A wealth of adult colouring books have tapped on the therapeutic effects of taking time out to colour in patterns. Then there is the vast and ever-growing yoga industry.
While many people feel a sense of achievement in creating and colouring, possibly taking and sharing pictures, there is an art meditation class where you are encouraged to destroy and dispose of your creation, without even taking a picture - all to promote a more peaceful mindset.
Keen to combine art therapy and yoga, Kathy Gabriel has created various unique meditation workshops such as floral mandala meditation and colouring meditation.
"Art and colour have long been used as a form of therapy. So that makes it a good starting point for any mindfulness practice," said the 25-year-old yoga and meditation instructor.
Everyone has their own tastes and that comes into play with this form of meditation. Practitioners can alter the flowers and colours to what they feel will suit them best.
"I believe that for each person, one fixed form of meditation may not necessarily work for them, hence the need to find different ways or forms to engage the individual," explains Ms Gabriel.
Teaching yoga since 2013, Ms Gabriel has focused on awakening creativity, breathing and presence. These, she says, help cultivate a sense of mindfulness.
Each of her classes holds an average of 13 participants. Before starting, participants first focus on a breathing exercise and meditation that relates to the body's seven energy centres, or chakras.
Explaining the process of making the mandala, Ms Gabriel says: "The session is entirely guided but the process is very much as fluid as each person wants it to be. It can depend on how they are feeling on the day, what colours they are drawn to, what chakras are open or closed and what themes they are working on."
Upon completion, there will be a 20 minute meditation.
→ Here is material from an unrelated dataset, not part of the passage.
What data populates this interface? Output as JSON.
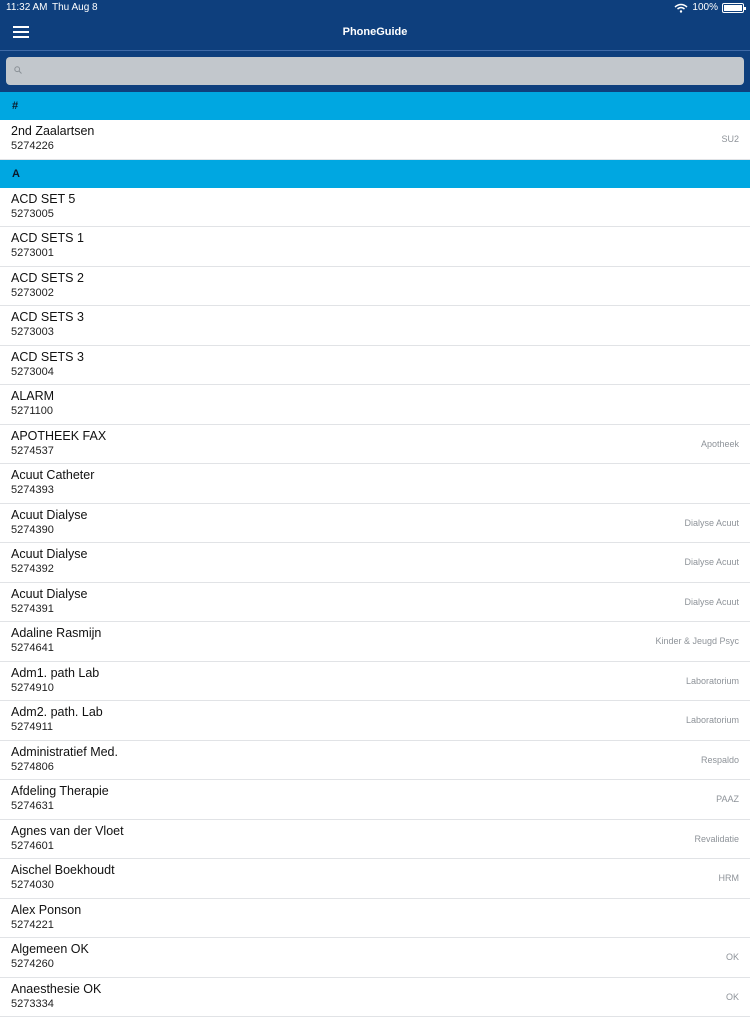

What happens next may surprise some people.
After the meditation, the works will be destroyed and left unrecorded - so it is not an Instagram opportunity.
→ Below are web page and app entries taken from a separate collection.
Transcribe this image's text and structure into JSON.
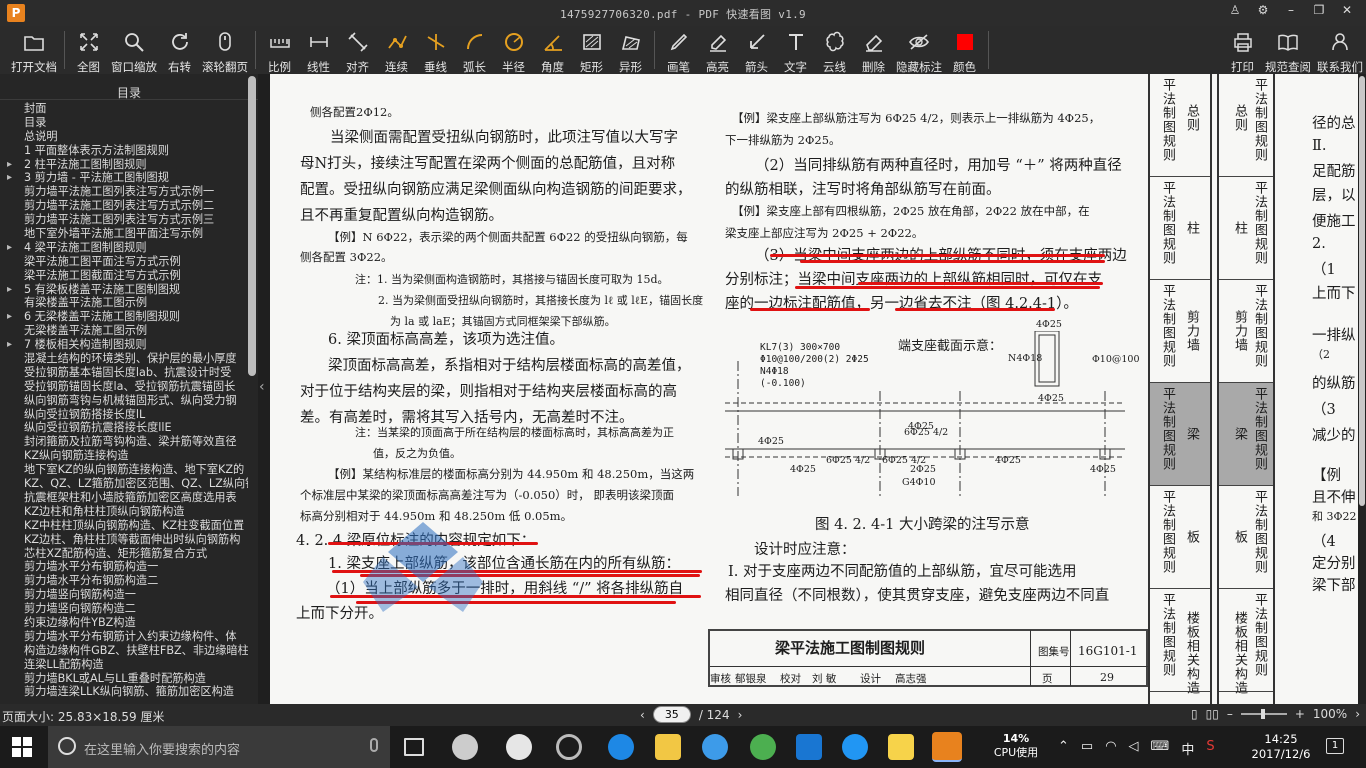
{
  "window": {
    "title": "1475927706320.pdf - PDF 快速看图 v1.9",
    "app_icon": "P"
  },
  "toolbar": [
    {
      "label": "打开文档",
      "icon": "folder-icon"
    },
    {
      "label": "全图",
      "icon": "fit-page-icon"
    },
    {
      "label": "窗口缩放",
      "icon": "zoom-icon"
    },
    {
      "label": "右转",
      "icon": "rotate-icon"
    },
    {
      "label": "滚轮翻页",
      "icon": "mouse-icon"
    },
    {
      "label": "比例",
      "icon": "scale-icon"
    },
    {
      "label": "线性",
      "icon": "linear-measure-icon"
    },
    {
      "label": "对齐",
      "icon": "align-measure-icon"
    },
    {
      "label": "连续",
      "icon": "continuous-measure-icon"
    },
    {
      "label": "垂线",
      "icon": "perpendicular-icon"
    },
    {
      "label": "弧长",
      "icon": "arc-length-icon"
    },
    {
      "label": "半径",
      "icon": "radius-icon"
    },
    {
      "label": "角度",
      "icon": "angle-icon"
    },
    {
      "label": "矩形",
      "icon": "rectangle-area-icon"
    },
    {
      "label": "异形",
      "icon": "polygon-area-icon"
    },
    {
      "label": "画笔",
      "icon": "pen-icon"
    },
    {
      "label": "高亮",
      "icon": "highlight-icon"
    },
    {
      "label": "箭头",
      "icon": "arrow-icon"
    },
    {
      "label": "文字",
      "icon": "text-icon"
    },
    {
      "label": "云线",
      "icon": "cloud-icon"
    },
    {
      "label": "删除",
      "icon": "eraser-icon"
    },
    {
      "label": "隐藏标注",
      "icon": "hide-markup-icon"
    },
    {
      "label": "颜色",
      "icon": "color-swatch-icon"
    },
    {
      "label": "打印",
      "icon": "printer-icon"
    },
    {
      "label": "规范查阅",
      "icon": "book-icon"
    },
    {
      "label": "联系我们",
      "icon": "contact-icon"
    }
  ],
  "colors": {
    "markup": "#ff0000",
    "underline": "#e01212",
    "watermark": "#2d6fc2"
  },
  "sidebar": {
    "title": "目录",
    "items": [
      {
        "t": "封面",
        "a": false
      },
      {
        "t": "目录",
        "a": false
      },
      {
        "t": "总说明",
        "a": false
      },
      {
        "t": "1 平面整体表示方法制图规则",
        "a": false
      },
      {
        "t": "2 柱平法施工图制图规则",
        "a": true
      },
      {
        "t": "3 剪力墙 - 平法施工图制图规",
        "a": true
      },
      {
        "t": "剪力墙平法施工图列表注写方式示例一",
        "a": false
      },
      {
        "t": "剪力墙平法施工图列表注写方式示例二",
        "a": false
      },
      {
        "t": "剪力墙平法施工图列表注写方式示例三",
        "a": false
      },
      {
        "t": "地下室外墙平法施工图平面注写示例",
        "a": false
      },
      {
        "t": "4 梁平法施工图制图规则",
        "a": true
      },
      {
        "t": "梁平法施工图平面注写方式示例",
        "a": false
      },
      {
        "t": "梁平法施工图截面注写方式示例",
        "a": false
      },
      {
        "t": "5 有梁板楼盖平法施工图制图规",
        "a": true
      },
      {
        "t": "有梁楼盖平法施工图示例",
        "a": false
      },
      {
        "t": "6 无梁楼盖平法施工图制图规则",
        "a": true
      },
      {
        "t": "无梁楼盖平法施工图示例",
        "a": false
      },
      {
        "t": "7 楼板相关构造制图规则",
        "a": true
      },
      {
        "t": "混凝土结构的环境类别、保护层的最小厚度",
        "a": false
      },
      {
        "t": "受拉钢筋基本锚固长度lab、抗震设计时受",
        "a": false
      },
      {
        "t": "受拉钢筋锚固长度la、受拉钢筋抗震锚固长",
        "a": false
      },
      {
        "t": "纵向钢筋弯钩与机械锚固形式、纵向受力钢",
        "a": false
      },
      {
        "t": "纵向受拉钢筋搭接长度lL",
        "a": false
      },
      {
        "t": "纵向受拉钢筋抗震搭接长度llE",
        "a": false
      },
      {
        "t": "封闭箍筋及拉筋弯钩构造、梁并筋等效直径",
        "a": false
      },
      {
        "t": "KZ纵向钢筋连接构造",
        "a": false
      },
      {
        "t": "地下室KZ的纵向钢筋连接构造、地下室KZ的",
        "a": false
      },
      {
        "t": "KZ、QZ、LZ箍筋加密区范围、QZ、LZ纵向钢",
        "a": false
      },
      {
        "t": "抗震框架柱和小墙肢箍筋加密区高度选用表",
        "a": false
      },
      {
        "t": "KZ边柱和角柱柱顶纵向钢筋构造",
        "a": false
      },
      {
        "t": "KZ中柱柱顶纵向钢筋构造、KZ柱变截面位置",
        "a": false
      },
      {
        "t": "KZ边柱、角柱柱顶等截面伸出时纵向钢筋构",
        "a": false
      },
      {
        "t": "芯柱XZ配筋构造、矩形箍筋复合方式",
        "a": false
      },
      {
        "t": "剪力墙水平分布钢筋构造一",
        "a": false
      },
      {
        "t": "剪力墙水平分布钢筋构造二",
        "a": false
      },
      {
        "t": "剪力墙竖向钢筋构造一",
        "a": false
      },
      {
        "t": "剪力墙竖向钢筋构造二",
        "a": false
      },
      {
        "t": "约束边缘构件YBZ构造",
        "a": false
      },
      {
        "t": "剪力墙水平分布钢筋计入约束边缘构件、体",
        "a": false
      },
      {
        "t": "构造边缘构件GBZ、扶壁柱FBZ、非边缘暗柱",
        "a": false
      },
      {
        "t": "连梁LL配筋构造",
        "a": false
      },
      {
        "t": "剪力墙BKL或AL与LL重叠时配筋构造",
        "a": false
      },
      {
        "t": "剪力墙连梁LLK纵向钢筋、箍筋加密区构造",
        "a": false
      }
    ]
  },
  "doc": {
    "left": [
      "侧各配置2Φ12。",
      "当梁侧面需配置受扭纵向钢筋时，此项注写值以大写字",
      "母N打头，接续注写配置在梁两个侧面的总配筋值，且对称",
      "配置。受扭纵向钢筋应满足梁侧面纵向构造钢筋的间距要求，",
      "且不再重复配置纵向构造钢筋。",
      "【例】N 6Φ22，表示梁的两个侧面共配置 6Φ22 的受扭纵向钢筋，每",
      "侧各配置 3Φ22。",
      "注：1. 当为梁侧面构造钢筋时，其搭接与锚固长度可取为 15d。",
      "2. 当为梁侧面受扭纵向钢筋时，其搭接长度为 lℓ 或 lℓE，锚固长度",
      "为 la 或 laE；其锚固方式同框架梁下部纵筋。",
      "6. 梁顶面标高高差，该项为选注值。",
      "梁顶面标高高差，系指相对于结构层楼面标高的高差值，",
      "对于位于结构夹层的梁，则指相对于结构夹层楼面标高的高",
      "差。有高差时，需将其写入括号内，无高差时不注。",
      "注：当某梁的顶面高于所在结构层的楼面标高时，其标高高差为正",
      "值，反之为负值。",
      "【例】某结构标准层的楼面标高分别为 44.950m 和 48.250m，当这两",
      "个标准层中某梁的梁顶面标高高差注写为（-0.050）时，  即表明该梁顶面",
      "标高分别相对于 44.950m 和 48.250m 低 0.05m。",
      "4. 2. 4  梁原位标注的内容规定如下：",
      "1. 梁支座上部纵筋，该部位含通长筋在内的所有纵筋：",
      "（1）当上部纵筋多于一排时，用斜线 “/” 将各排纵筋自",
      "上而下分开。"
    ],
    "right": [
      "【例】梁支座上部纵筋注写为 6Φ25 4/2，则表示上一排纵筋为 4Φ25，",
      "下一排纵筋为 2Φ25。",
      "（2）当同排纵筋有两种直径时，用加号 “＋” 将两种直径",
      "的纵筋相联，注写时将角部纵筋写在前面。",
      "【例】梁支座上部有四根纵筋，2Φ25 放在角部，2Φ22 放在中部，在",
      "梁支座上部应注写为 2Φ25 + 2Φ22。",
      "（3）当梁中间支座两边的上部纵筋不同时，须在支座两边",
      "分别标注；当梁中间支座两边的上部纵筋相同时，可仅在支",
      "座的一边标注配筋值，另一边省去不注（图 4.2.4-1）。",
      "图 4. 2. 4-1  大小跨梁的注写示意",
      "设计时应注意：",
      "Ⅰ. 对于支座两边不同配筋值的上部纵筋，宜尽可能选用",
      "相同直径（不同根数），使其贯穿支座，避免支座两边不同直"
    ],
    "figure": {
      "end_label": "端支座截面示意：",
      "beam": [
        "KL7(3)  300×700",
        "Φ10@100/200(2) 2Φ25",
        "N4Φ18",
        "(-0.100)"
      ],
      "labels": [
        "4Φ25",
        "6Φ25  4/2",
        "4Φ25",
        "6Φ25  4/2",
        "4Φ25",
        "4Φ25",
        "6Φ25  4/2",
        "4Φ25",
        "2Φ25",
        "G4Φ10",
        "N4Φ18",
        "Φ10@100",
        "4Φ25",
        "4Φ25"
      ]
    },
    "titleblock": {
      "title": "梁平法施工图制图规则",
      "atlas_label": "图集号",
      "atlas_no": "16G101-1",
      "row": [
        "审核",
        "郁银泉",
        "校对",
        "刘  敏",
        "设计",
        "高志强"
      ],
      "page_label": "页",
      "page_no": "29"
    },
    "tabs1": [
      {
        "a": "平法制图规则",
        "b": "总则"
      },
      {
        "a": "平法制图规则",
        "b": "柱"
      },
      {
        "a": "平法制图规则",
        "b": "剪力墙"
      },
      {
        "a": "平法制图规则",
        "b": "梁"
      },
      {
        "a": "平法制图规则",
        "b": "板"
      },
      {
        "a": "平法制图规则",
        "b": "楼板相关构造"
      }
    ],
    "far_right": [
      "径的总",
      "Ⅱ.",
      "足配筋",
      "层，以",
      "便施工",
      "2.",
      "（1",
      "上而下",
      "一排纵",
      "（2",
      "的纵筋",
      "（3",
      "减少的",
      "【例",
      "且不伸",
      "和 3Φ22",
      "（4",
      "定分别",
      "梁下部"
    ]
  },
  "status": {
    "page_size": "页面大小: 25.83×18.59 厘米",
    "page_current": "35",
    "page_total": "/ 124",
    "zoom": "100%"
  },
  "taskbar": {
    "search_placeholder": "在这里输入你要搜索的内容",
    "cpu_value": "14%",
    "cpu_label": "CPU使用",
    "ime": "中",
    "time": "14:25",
    "date": "2017/12/6",
    "notifications": "1"
  }
}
So why take this approach to creativity? Ms Gabriel explains: "The point of a mindfulness practice is to teach how to enjoy seeing things as they are, to enjoy the moment as it is and not get attached to it."
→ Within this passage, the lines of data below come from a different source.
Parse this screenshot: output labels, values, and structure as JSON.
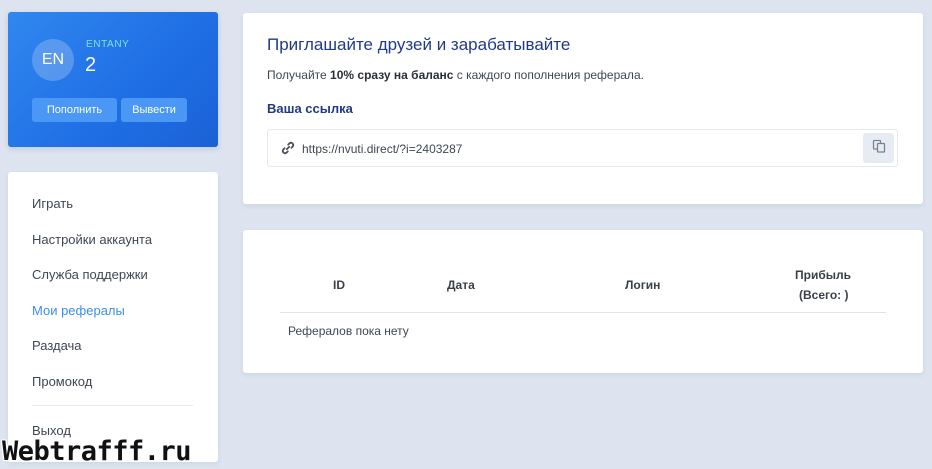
{
  "profile": {
    "initials": "EN",
    "username": "ENTANY",
    "balance": "2",
    "deposit_label": "Пополнить",
    "withdraw_label": "Вывести"
  },
  "menu": {
    "items": [
      {
        "label": "Играть",
        "active": false
      },
      {
        "label": "Настройки аккаунта",
        "active": false
      },
      {
        "label": "Служба поддержки",
        "active": false
      },
      {
        "label": "Мои рефералы",
        "active": true
      },
      {
        "label": "Раздача",
        "active": false
      },
      {
        "label": "Промокод",
        "active": false
      }
    ],
    "logout_label": "Выход"
  },
  "invite": {
    "title": "Приглашайте друзей и зарабатывайте",
    "desc_prefix": "Получайте ",
    "desc_bold": "10% сразу на баланс",
    "desc_suffix": " с каждого пополнения реферала.",
    "link_label": "Ваша ссылка",
    "link_value": "https://nvuti.direct/?i=2403287",
    "link_icon": "link-icon",
    "copy_icon": "copy-icon"
  },
  "referrals": {
    "columns": [
      "ID",
      "Дата",
      "Логин",
      "Прибыль",
      "(Всего: )"
    ],
    "empty_message": "Рефералов пока нету"
  },
  "watermark": "Webtrafff.ru",
  "colors": {
    "accent": "#1f6ee4",
    "active_menu": "#3b8ef0",
    "title": "#1f3a87",
    "background": "#dde4ef"
  }
}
She adds: "The whole process is to get over the idea that things need to always have an end result or serve a purpose."
Article first published on TheNewPaper